The Federal District Court for the Middle District of Florida appears to have rejected recent direction from the Eleventh Circuit Court of Appeal to deny a motion to dismiss in a False Claims Act case.

In United States ex rel. Napoli et al. v. Premier Hospitalists PL, et al. the whistle-blowers alleged a hospitalist company and its owner violated the False Claims Act through the submission of fraudulent claims to government payers. The qui tam relators described the scheme in great detail, but failed to identify with particularity any claims submitted to the government. The trial court denied the defendants' motion to dismiss for failure to plead fraud with particularity, ruling

In 2002 the Eleventh Circuit Court of Appeals ruled that False Claims Act cases must be plead with specificity pursuant to Rule 9(b),[1] saying that in a FCA complaint, " some indicia of reliability must be given in the complaint to support the allegation of an actual false claim for payment being made to the Government."[2] The court went on to say that a False Claims Act complaint must support the allegation of "an actual false claim for payment being made to the Government."[3]

The next year, the Eleventh Circuit Court of Appeals issued its unpublished opinion in United States ex rel. Hill v. Morehouse Medical Associates, Inc.[4] In Hill the court allowed a relaxed pleading standard where the whistle-blower was a corporate insider without access to detailed information. It ruled that a qui tam whistleblower who showed sufficient indicia of reliability, even in the absence of specific claims, could meet the Rule 9(b) fraud with particularity standard.

In 2006, in United States ex rel. Atkins v. McInteer,[5] and again in 2010 in United States ex rel. Sanchez v. Lymphatx Inc.,[6] the Court of Appeals stated that Clausen, a published opinion, supersede Hill, and that the Clausen specificity requirements must be followed.
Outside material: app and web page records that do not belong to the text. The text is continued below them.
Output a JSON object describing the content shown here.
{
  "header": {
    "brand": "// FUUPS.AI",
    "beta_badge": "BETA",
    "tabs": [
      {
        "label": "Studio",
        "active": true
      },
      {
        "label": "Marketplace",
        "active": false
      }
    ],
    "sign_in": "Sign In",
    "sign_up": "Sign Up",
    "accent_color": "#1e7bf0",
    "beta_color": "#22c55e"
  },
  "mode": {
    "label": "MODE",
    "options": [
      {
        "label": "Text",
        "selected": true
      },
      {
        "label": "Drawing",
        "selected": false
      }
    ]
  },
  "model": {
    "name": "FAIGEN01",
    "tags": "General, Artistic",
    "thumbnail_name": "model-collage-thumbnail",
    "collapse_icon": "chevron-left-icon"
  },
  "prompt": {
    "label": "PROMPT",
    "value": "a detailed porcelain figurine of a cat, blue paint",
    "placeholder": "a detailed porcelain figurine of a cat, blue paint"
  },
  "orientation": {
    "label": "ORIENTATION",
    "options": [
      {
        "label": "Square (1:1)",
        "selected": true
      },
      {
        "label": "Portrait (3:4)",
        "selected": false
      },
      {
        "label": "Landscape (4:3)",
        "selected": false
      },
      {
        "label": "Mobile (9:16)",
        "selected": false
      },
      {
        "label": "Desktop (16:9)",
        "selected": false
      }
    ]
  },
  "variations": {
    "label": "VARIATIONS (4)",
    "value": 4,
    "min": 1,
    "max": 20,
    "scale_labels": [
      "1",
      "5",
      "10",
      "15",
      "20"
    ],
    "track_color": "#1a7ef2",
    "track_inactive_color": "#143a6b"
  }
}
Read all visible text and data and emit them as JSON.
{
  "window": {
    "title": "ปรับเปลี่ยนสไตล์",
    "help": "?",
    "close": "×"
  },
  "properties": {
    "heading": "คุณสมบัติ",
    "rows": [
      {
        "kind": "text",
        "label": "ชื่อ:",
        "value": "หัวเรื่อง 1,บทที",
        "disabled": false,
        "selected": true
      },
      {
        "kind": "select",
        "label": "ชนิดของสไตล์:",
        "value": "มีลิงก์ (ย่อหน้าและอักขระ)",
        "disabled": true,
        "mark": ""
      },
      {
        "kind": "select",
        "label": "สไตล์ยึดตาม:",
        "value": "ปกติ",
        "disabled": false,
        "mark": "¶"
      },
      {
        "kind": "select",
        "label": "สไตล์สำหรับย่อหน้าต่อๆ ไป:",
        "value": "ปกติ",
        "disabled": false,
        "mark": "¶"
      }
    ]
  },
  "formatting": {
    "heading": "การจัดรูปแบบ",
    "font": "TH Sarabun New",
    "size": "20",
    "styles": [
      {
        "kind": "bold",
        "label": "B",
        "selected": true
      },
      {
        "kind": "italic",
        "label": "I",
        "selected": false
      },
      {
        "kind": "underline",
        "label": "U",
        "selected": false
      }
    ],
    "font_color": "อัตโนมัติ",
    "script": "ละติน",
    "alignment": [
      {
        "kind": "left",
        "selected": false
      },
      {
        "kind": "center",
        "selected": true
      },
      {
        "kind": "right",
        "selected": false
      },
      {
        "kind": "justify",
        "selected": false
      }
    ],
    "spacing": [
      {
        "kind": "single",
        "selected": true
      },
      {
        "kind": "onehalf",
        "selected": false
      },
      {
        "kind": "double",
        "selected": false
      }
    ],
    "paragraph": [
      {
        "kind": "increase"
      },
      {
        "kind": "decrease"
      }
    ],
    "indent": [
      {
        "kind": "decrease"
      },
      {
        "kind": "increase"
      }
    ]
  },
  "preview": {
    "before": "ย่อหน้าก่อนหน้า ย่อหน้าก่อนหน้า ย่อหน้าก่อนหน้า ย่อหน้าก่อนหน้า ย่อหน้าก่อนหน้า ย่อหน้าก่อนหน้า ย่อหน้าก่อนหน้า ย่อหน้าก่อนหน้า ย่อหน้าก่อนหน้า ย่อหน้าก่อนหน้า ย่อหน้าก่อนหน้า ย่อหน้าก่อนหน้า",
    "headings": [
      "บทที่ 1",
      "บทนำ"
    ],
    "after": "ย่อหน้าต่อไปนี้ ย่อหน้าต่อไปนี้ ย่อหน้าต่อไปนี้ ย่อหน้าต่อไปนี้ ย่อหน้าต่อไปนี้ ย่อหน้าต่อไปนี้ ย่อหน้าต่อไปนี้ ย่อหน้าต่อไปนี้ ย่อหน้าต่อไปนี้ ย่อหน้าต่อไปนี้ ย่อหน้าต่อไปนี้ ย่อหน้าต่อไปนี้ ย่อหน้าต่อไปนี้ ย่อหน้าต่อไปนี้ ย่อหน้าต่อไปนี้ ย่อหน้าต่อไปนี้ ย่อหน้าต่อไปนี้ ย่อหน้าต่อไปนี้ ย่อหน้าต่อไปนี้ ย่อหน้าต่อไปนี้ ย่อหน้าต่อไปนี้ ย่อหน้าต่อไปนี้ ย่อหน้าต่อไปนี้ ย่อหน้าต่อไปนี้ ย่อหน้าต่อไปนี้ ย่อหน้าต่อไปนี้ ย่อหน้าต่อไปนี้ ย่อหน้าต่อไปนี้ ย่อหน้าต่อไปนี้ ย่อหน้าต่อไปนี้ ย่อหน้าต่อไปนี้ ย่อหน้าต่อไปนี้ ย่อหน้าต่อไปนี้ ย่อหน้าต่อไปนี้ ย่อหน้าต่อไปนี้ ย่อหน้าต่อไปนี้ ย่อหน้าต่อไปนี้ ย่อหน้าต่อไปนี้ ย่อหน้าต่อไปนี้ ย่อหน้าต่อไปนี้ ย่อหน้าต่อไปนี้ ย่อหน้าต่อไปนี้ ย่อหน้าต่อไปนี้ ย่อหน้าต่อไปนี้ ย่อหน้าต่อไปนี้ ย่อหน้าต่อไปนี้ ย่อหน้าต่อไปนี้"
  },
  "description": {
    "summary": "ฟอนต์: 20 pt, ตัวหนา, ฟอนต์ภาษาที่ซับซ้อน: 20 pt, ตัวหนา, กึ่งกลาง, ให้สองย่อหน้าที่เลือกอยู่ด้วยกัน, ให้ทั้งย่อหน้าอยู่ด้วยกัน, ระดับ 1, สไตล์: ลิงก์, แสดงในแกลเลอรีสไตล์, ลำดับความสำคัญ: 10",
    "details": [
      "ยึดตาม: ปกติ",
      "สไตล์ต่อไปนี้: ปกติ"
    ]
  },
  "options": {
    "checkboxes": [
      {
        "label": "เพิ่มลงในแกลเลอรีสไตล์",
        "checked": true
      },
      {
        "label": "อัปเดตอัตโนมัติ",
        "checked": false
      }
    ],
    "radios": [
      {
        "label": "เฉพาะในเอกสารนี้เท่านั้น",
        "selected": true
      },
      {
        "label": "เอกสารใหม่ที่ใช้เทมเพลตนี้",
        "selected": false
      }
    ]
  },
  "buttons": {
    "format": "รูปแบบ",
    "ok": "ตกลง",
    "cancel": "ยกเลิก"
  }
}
In 2012, in a reported case, United States ex rel. Matheny v. Medco Health Solutions Inc.,[7] the same court said:

In order to plead the submission of a false claim with particularity, a relator must identify the particular document and statement alleged to be false, who made or used it, when the statement was made, how the statement was false, and what the defendants obtained as a result.[8]

This seemed to be a clear return to the Clausen standard, requiring pleading of a specific false claim submitted to a government payer.

In 2014, in United States ex rel. Mastej v. Health Management Associates, Inc., et al.,[9] the court appeared to flip-flop, ruling a relator:

with direct, first-hand knowledge of the defendant's submission of false claims gained through her employment with the defendants may have a sufficient basis for asserting that the defendants actually submitted false claims.[10]

Then, in 2016, the Eleventh Circuit Court of Appeals issued its ruling in United States ex rel. Jallali v. Sun Healthcare Group, et al.[11] In Jallali, the qui tam relator asked the Court of Appeals to evaluate its pleading based upon the Mastej standard for Rule 9(b), rather than the standard found in Clausen. The court affirmed quite clearly that its rules state "(u)npublished opinions are not considered binding precedent, but they may be cited as persuasive authority."[12] Clausen was the standard to be followed, not Mastej. The court stated:

Absent an allegation, stated with particularity, that the Defendants presented a false claim for payment to the Government, Jallali has failed to state claim for relief under the FCA.[13]

The court in Napoli attempted to thread the needle between Clausen and Hill by stating it did not find them to be inconsistent. Unfortunately, it relied upon the unpublished Mastej opinion to support that conclusion. Defendants' counsel did provide a copy of the Jallali decision in a supplemental filing.

There seems little doubt that the Eleventh Circuit Court of Appeals will continue to hew to its rule that unpublished opinion do not supersede the pleading standard it enunciated in Clausen. It remains to be seen what will ultimately happen in the Napoli case.